§ Assigned task: Could you copy every record exactly as it appears?

(Items from a data source)
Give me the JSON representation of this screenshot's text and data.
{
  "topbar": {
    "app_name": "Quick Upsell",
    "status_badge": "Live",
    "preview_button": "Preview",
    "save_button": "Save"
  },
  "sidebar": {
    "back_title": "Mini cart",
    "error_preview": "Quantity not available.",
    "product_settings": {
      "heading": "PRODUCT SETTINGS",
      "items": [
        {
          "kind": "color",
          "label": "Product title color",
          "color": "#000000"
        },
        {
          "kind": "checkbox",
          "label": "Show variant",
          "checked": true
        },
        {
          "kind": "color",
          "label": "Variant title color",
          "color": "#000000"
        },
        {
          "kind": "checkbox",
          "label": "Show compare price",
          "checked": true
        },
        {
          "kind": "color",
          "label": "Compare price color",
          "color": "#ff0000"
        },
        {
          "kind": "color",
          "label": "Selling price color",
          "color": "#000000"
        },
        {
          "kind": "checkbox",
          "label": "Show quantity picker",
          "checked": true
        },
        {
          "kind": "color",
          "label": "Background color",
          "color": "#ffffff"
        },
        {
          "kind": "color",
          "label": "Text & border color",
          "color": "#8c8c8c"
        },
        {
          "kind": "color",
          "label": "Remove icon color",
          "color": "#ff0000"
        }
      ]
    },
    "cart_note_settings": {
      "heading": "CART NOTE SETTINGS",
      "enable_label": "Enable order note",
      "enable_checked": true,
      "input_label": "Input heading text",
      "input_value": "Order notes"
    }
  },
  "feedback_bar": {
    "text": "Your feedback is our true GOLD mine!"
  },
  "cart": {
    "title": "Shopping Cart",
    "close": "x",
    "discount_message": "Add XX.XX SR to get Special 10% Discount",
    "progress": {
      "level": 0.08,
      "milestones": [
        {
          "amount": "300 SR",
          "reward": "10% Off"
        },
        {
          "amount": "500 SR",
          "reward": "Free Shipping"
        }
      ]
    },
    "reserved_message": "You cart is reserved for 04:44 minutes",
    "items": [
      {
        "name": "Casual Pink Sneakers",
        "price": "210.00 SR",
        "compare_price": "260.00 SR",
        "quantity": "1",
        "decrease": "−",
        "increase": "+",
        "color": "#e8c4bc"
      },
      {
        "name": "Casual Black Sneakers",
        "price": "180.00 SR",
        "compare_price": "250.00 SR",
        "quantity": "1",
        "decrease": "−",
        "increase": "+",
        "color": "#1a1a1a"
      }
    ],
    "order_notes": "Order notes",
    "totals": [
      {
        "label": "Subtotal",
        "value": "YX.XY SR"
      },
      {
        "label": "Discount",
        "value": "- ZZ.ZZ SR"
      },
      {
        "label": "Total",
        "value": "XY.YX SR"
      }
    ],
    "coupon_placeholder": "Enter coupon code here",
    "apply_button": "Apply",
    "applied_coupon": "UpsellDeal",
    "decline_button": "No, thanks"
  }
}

§ Response area:
Give me the JSON representation of this screenshot's text and data.
{
  "topbar": {
    "app_name": "Quick Upsell",
    "status_badge": "Live",
    "preview_button": "Preview",
    "save_button": "Save"
  },
  "sidebar": {
    "back_title": "Mini cart",
    "error_preview": "Quantity not available.",
    "product_settings": {
      "heading": "PRODUCT SETTINGS",
      "items": [
        {
          "kind": "color",
          "label": "Product title color",
          "color": "#000000"
        },
        {
          "kind": "checkbox",
          "label": "Show variant",
          "checked": true
        },
        {
          "kind": "color",
          "label": "Variant title color",
          "color": "#000000"
        },
        {
          "kind": "checkbox",
          "label": "Show compare price",
          "checked": true
        },
        {
          "kind": "color",
          "label": "Compare price color",
          "color": "#ff0000"
        },
        {
          "kind": "color",
          "label": "Selling price color",
          "color": "#000000"
        },
        {
          "kind": "checkbox",
          "label": "Show quantity picker",
          "checked": true
        },
        {
          "kind": "color",
          "label": "Background color",
          "color": "#ffffff"
        },
        {
          "kind": "color",
          "label": "Text & border color",
          "color": "#8c8c8c"
        },
        {
          "kind": "color",
          "label": "Remove icon color",
          "color": "#ff0000"
        }
      ]
    },
    "cart_note_settings": {
      "heading": "CART NOTE SETTINGS",
      "enable_label": "Enable order note",
      "enable_checked": true,
      "input_label": "Input heading text",
      "input_value": "Order notes"
    }
  },
  "feedback_bar": {
    "text": "Your feedback is our true GOLD mine!"
  },
  "cart": {
    "title": "Shopping Cart",
    "close": "x",
    "discount_message": "Add XX.XX SR to get Special 10% Discount",
    "progress": {
      "level": 0.08,
      "milestones": [
        {
          "amount": "300 SR",
          "reward": "10% Off"
        },
        {
          "amount": "500 SR",
          "reward": "Free Shipping"
        }
      ]
    },
    "reserved_message": "You cart is reserved for 04:44 minutes",
    "items": [
      {
        "name": "Casual Pink Sneakers",
        "price": "210.00 SR",
        "compare_price": "260.00 SR",
        "quantity": "1",
        "decrease": "−",
        "increase": "+",
        "color": "#e8c4bc"
      },
      {
        "name": "Casual Black Sneakers",
        "price": "180.00 SR",
        "compare_price": "250.00 SR",
        "quantity": "1",
        "decrease": "−",
        "increase": "+",
        "color": "#1a1a1a"
      }
    ],
    "order_notes": "Order notes",
    "totals": [
      {
        "label": "Subtotal",
        "value": "YX.XY SR"
      },
      {
        "label": "Discount",
        "value": "- ZZ.ZZ SR"
      },
      {
        "label": "Total",
        "value": "XY.YX SR"
      }
    ],
    "coupon_placeholder": "Enter coupon code here",
    "apply_button": "Apply",
    "applied_coupon": "UpsellDeal",
    "decline_button": "No, thanks"
  }
}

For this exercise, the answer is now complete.